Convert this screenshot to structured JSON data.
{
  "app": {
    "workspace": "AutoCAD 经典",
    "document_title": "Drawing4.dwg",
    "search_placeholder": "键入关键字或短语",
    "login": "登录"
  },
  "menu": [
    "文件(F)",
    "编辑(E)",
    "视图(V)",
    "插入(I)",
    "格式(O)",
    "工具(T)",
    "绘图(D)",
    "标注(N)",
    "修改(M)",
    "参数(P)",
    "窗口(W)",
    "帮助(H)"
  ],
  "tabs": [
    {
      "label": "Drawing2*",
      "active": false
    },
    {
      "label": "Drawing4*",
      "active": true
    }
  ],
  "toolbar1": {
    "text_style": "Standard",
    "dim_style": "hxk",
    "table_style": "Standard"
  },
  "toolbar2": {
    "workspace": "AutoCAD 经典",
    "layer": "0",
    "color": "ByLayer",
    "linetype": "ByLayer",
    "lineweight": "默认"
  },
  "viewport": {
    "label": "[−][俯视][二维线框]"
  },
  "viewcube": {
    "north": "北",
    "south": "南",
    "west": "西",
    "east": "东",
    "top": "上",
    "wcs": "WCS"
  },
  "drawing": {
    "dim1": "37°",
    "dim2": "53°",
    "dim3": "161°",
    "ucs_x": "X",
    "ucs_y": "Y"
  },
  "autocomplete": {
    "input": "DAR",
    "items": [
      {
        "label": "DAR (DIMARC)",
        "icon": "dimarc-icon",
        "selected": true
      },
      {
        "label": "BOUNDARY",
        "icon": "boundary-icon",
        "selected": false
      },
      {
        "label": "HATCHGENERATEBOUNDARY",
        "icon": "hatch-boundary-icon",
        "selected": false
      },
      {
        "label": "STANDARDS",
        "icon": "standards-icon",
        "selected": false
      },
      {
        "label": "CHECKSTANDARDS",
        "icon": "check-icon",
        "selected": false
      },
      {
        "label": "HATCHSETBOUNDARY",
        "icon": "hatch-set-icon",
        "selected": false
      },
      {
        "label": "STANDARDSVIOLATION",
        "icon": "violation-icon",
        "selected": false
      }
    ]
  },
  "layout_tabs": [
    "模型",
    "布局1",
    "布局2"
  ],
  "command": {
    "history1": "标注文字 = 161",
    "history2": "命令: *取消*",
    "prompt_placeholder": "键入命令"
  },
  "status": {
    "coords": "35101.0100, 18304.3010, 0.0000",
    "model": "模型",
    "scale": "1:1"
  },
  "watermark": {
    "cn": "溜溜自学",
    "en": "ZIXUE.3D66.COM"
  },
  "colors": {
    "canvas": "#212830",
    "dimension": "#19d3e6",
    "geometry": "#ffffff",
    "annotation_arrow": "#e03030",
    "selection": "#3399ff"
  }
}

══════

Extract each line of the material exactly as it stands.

RESPONSE AREA >>
Convert this screenshot to structured JSON data.
{
  "app": {
    "workspace": "AutoCAD 经典",
    "document_title": "Drawing4.dwg",
    "search_placeholder": "键入关键字或短语",
    "login": "登录"
  },
  "menu": [
    "文件(F)",
    "编辑(E)",
    "视图(V)",
    "插入(I)",
    "格式(O)",
    "工具(T)",
    "绘图(D)",
    "标注(N)",
    "修改(M)",
    "参数(P)",
    "窗口(W)",
    "帮助(H)"
  ],
  "tabs": [
    {
      "label": "Drawing2*",
      "active": false
    },
    {
      "label": "Drawing4*",
      "active": true
    }
  ],
  "toolbar1": {
    "text_style": "Standard",
    "dim_style": "hxk",
    "table_style": "Standard"
  },
  "toolbar2": {
    "workspace": "AutoCAD 经典",
    "layer": "0",
    "color": "ByLayer",
    "linetype": "ByLayer",
    "lineweight": "默认"
  },
  "viewport": {
    "label": "[−][俯视][二维线框]"
  },
  "viewcube": {
    "north": "北",
    "south": "南",
    "west": "西",
    "east": "东",
    "top": "上",
    "wcs": "WCS"
  },
  "drawing": {
    "dim1": "37°",
    "dim2": "53°",
    "dim3": "161°",
    "ucs_x": "X",
    "ucs_y": "Y"
  },
  "autocomplete": {
    "input": "DAR",
    "items": [
      {
        "label": "DAR (DIMARC)",
        "icon": "dimarc-icon",
        "selected": true
      },
      {
        "label": "BOUNDARY",
        "icon": "boundary-icon",
        "selected": false
      },
      {
        "label": "HATCHGENERATEBOUNDARY",
        "icon": "hatch-boundary-icon",
        "selected": false
      },
      {
        "label": "STANDARDS",
        "icon": "standards-icon",
        "selected": false
      },
      {
        "label": "CHECKSTANDARDS",
        "icon": "check-icon",
        "selected": false
      },
      {
        "label": "HATCHSETBOUNDARY",
        "icon": "hatch-set-icon",
        "selected": false
      },
      {
        "label": "STANDARDSVIOLATION",
        "icon": "violation-icon",
        "selected": false
      }
    ]
  },
  "layout_tabs": [
    "模型",
    "布局1",
    "布局2"
  ],
  "command": {
    "history1": "标注文字 = 161",
    "history2": "命令: *取消*",
    "prompt_placeholder": "键入命令"
  },
  "status": {
    "coords": "35101.0100, 18304.3010, 0.0000",
    "model": "模型",
    "scale": "1:1"
  },
  "watermark": {
    "cn": "溜溜自学",
    "en": "ZIXUE.3D66.COM"
  },
  "colors": {
    "canvas": "#212830",
    "dimension": "#19d3e6",
    "geometry": "#ffffff",
    "annotation_arrow": "#e03030",
    "selection": "#3399ff"
  }
}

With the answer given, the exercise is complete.